• _Your assignment_:
Find each line below containing the word "linkedin" and copy it.

• _Records for processing_:
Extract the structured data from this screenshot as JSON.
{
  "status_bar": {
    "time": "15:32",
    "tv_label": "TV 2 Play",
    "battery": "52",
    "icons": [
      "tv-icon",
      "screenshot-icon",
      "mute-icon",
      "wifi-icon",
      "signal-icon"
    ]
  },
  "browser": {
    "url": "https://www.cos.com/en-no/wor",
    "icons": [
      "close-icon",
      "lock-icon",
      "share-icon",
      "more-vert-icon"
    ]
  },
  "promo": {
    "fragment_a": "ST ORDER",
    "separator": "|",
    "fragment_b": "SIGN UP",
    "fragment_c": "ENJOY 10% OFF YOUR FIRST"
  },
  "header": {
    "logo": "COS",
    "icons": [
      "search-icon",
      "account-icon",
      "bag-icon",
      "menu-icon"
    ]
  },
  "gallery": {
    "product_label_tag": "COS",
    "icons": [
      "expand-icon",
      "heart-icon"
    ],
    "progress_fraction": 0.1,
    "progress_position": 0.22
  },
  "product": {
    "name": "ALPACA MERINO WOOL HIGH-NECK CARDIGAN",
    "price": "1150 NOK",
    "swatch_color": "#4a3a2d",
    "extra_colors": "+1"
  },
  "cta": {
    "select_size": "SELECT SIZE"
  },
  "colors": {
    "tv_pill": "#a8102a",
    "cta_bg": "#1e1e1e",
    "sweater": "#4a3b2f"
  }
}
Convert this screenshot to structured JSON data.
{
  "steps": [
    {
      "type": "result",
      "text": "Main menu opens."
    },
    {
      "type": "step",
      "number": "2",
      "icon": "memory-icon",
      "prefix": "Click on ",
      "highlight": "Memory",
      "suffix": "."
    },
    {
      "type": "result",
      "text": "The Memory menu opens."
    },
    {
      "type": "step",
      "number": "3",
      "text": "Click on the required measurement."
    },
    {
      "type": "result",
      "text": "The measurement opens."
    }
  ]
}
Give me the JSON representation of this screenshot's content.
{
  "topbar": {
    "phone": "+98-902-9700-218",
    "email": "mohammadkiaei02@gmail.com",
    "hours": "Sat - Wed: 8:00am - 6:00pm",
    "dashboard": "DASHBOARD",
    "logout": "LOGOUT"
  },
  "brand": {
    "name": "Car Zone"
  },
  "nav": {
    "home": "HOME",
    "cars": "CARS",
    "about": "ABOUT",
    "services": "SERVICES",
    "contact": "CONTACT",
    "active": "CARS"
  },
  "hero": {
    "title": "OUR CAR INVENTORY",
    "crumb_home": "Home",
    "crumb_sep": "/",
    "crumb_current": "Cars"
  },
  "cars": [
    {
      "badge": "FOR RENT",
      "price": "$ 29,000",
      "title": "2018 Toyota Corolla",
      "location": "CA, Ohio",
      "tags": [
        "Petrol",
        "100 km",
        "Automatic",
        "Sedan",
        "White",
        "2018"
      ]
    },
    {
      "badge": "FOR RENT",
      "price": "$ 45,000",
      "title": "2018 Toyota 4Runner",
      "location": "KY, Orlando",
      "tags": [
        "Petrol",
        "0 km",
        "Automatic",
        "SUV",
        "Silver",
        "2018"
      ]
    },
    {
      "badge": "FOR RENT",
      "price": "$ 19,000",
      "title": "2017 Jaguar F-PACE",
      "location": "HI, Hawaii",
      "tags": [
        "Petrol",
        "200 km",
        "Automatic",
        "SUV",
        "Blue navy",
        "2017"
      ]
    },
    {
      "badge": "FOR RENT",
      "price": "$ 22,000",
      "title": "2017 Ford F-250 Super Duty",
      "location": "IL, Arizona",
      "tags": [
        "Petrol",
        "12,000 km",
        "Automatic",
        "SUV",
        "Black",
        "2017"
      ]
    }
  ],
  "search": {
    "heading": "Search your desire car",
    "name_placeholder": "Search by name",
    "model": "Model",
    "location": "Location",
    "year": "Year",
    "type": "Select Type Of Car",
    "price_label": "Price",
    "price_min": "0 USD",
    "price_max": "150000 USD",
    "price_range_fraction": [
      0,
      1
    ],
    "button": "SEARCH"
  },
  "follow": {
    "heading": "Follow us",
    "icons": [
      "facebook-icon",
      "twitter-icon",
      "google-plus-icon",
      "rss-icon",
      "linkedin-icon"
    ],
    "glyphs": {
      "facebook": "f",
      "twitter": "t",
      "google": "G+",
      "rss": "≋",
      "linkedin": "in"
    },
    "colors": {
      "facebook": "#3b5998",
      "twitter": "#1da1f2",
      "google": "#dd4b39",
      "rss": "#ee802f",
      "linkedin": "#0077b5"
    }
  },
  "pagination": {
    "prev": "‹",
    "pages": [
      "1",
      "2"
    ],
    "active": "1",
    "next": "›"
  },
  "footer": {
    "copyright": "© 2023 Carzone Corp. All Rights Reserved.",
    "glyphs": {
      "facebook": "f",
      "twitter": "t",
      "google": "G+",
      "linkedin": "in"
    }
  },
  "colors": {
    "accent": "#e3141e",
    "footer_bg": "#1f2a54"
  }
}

• _Answer_:
      "linkedin-icon"
      "linkedin": "in"
      "linkedin": "#0077b5"
      "linkedin": "in"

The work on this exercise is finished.